The Village of Bartonville v. LopezAnnotate this Case
The Bartonville police department’s union contract includes a grievance procedure. The Union may refer the grievance to arbitration if it is not settled within the three-step procedure. In 2014, Chief Fengel signed a complaint for termination, alleging that Lopez violated department procedures during a traffic stop. After scheduling a hearing by the board of fire and police commissioners, Lopez sought a declaratory judgment, arguing that the board was divested of jurisdiction because it had failed to commence the hearing within the 30-day time limit under Municipal Code 10-2.1-17. The board responded that it did so at Lopez’s request. The appellate court affirmed summary judgment in favor of the board. The hearing had proceeded, with counsel stating that Lopez did not waive the issue of jurisdiction and that the Union’s presence did not waive its contractual right to grieve the termination.
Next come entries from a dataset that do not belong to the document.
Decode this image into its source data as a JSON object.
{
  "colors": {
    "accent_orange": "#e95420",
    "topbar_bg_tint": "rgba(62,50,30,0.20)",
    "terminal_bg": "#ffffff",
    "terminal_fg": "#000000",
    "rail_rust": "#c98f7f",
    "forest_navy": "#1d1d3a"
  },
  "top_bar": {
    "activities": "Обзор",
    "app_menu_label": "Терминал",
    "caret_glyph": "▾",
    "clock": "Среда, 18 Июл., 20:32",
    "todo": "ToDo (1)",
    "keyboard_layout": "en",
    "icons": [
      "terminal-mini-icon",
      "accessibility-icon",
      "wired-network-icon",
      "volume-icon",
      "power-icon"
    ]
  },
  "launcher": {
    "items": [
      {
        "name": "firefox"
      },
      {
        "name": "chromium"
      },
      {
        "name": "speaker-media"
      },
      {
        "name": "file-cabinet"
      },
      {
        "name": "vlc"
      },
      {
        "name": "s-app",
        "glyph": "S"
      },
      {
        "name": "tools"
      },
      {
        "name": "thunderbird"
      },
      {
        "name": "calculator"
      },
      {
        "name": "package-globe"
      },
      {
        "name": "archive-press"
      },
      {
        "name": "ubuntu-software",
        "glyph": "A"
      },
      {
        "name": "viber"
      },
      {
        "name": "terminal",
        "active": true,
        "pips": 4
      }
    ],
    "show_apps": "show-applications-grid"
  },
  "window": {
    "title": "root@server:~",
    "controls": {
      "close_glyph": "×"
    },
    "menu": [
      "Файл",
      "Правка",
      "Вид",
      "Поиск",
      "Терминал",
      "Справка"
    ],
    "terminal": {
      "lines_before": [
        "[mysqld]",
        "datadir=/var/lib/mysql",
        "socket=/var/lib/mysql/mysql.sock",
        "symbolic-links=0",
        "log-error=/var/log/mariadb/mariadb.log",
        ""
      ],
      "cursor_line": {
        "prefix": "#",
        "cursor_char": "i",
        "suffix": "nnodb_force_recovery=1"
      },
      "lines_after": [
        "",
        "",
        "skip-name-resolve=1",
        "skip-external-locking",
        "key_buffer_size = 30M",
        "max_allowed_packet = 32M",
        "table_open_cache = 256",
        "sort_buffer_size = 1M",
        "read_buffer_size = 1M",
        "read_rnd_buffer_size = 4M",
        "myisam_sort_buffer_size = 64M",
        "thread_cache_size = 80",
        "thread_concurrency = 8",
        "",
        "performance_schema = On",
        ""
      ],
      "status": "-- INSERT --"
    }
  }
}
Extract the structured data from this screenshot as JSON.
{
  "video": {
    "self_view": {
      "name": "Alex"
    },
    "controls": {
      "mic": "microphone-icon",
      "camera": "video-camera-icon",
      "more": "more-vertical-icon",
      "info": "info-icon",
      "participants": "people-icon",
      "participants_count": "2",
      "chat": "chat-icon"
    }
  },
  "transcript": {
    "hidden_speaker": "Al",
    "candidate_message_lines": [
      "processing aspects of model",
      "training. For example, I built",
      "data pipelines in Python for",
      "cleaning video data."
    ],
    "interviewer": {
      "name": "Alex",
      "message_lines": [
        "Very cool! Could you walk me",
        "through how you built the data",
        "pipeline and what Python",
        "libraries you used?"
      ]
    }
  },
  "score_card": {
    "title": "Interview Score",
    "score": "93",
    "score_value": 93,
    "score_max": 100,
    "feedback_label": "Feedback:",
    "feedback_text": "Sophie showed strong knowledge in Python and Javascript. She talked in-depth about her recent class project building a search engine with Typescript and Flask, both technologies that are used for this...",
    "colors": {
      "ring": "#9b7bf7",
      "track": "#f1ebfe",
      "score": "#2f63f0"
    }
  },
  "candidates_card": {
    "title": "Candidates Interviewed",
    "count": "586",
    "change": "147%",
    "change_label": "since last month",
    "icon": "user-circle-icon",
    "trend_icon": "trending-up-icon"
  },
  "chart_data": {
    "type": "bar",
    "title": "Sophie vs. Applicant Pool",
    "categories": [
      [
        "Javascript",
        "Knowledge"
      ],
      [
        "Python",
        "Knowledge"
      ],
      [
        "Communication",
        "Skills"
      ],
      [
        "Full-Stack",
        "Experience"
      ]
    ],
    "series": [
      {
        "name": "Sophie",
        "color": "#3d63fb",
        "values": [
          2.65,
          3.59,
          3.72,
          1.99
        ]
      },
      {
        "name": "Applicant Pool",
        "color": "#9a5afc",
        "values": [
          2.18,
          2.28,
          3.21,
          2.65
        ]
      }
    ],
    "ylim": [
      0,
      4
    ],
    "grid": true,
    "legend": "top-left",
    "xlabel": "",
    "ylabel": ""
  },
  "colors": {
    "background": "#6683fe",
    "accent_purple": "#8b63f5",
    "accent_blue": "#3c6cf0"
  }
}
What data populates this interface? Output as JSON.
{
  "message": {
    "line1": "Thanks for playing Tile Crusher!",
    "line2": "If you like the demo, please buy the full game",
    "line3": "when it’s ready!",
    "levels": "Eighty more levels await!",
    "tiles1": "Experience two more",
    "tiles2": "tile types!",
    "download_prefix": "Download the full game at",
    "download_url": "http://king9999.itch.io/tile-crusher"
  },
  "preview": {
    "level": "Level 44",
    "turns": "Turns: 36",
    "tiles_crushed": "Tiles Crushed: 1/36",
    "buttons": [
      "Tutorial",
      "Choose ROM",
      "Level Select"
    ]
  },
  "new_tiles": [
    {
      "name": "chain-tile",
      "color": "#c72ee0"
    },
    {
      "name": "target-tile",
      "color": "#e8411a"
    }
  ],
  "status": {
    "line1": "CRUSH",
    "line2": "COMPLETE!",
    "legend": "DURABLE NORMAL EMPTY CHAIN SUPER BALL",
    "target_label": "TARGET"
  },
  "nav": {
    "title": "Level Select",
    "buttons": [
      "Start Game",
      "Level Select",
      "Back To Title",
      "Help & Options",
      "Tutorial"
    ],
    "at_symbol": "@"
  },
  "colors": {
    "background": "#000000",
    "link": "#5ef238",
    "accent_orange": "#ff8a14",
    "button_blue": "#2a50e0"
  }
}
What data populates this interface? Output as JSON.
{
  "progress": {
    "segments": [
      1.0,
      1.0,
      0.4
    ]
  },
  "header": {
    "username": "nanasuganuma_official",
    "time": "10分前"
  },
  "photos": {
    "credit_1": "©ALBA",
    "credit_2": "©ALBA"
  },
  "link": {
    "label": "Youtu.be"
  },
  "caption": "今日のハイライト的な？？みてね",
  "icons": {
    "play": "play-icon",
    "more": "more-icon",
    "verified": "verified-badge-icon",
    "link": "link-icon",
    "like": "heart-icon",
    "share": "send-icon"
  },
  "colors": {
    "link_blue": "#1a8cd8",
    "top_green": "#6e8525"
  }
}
The board ordered termination. Lopez never sought judicial review under the Administrative Review Law, but filed a grievance. When the grievance was not resolved by the three-step process, the Union referred it to arbitration. The Department sought a stay, arguing that in relying on the Municipal Code, Lopez essentially admitted that the board had jurisdiction. Because the board issued a final merits decision, review was subject to the Administrative Review Law. The Department also argued that the grievance and arbitration provisions in the labor contract did not apply to termination proceedings because the parties did not negotiate an alternative form of due process in the labor contract. The trial court granted the Department summary judgment, finding no contract provision, “even inferring, that the grievance procedure should, or could, be used to determine disciplinary matters.” The appellate court reversed. The Illinois Supreme Court reinstated the trial court decision, finding the grievance barred by waiver and res judicata.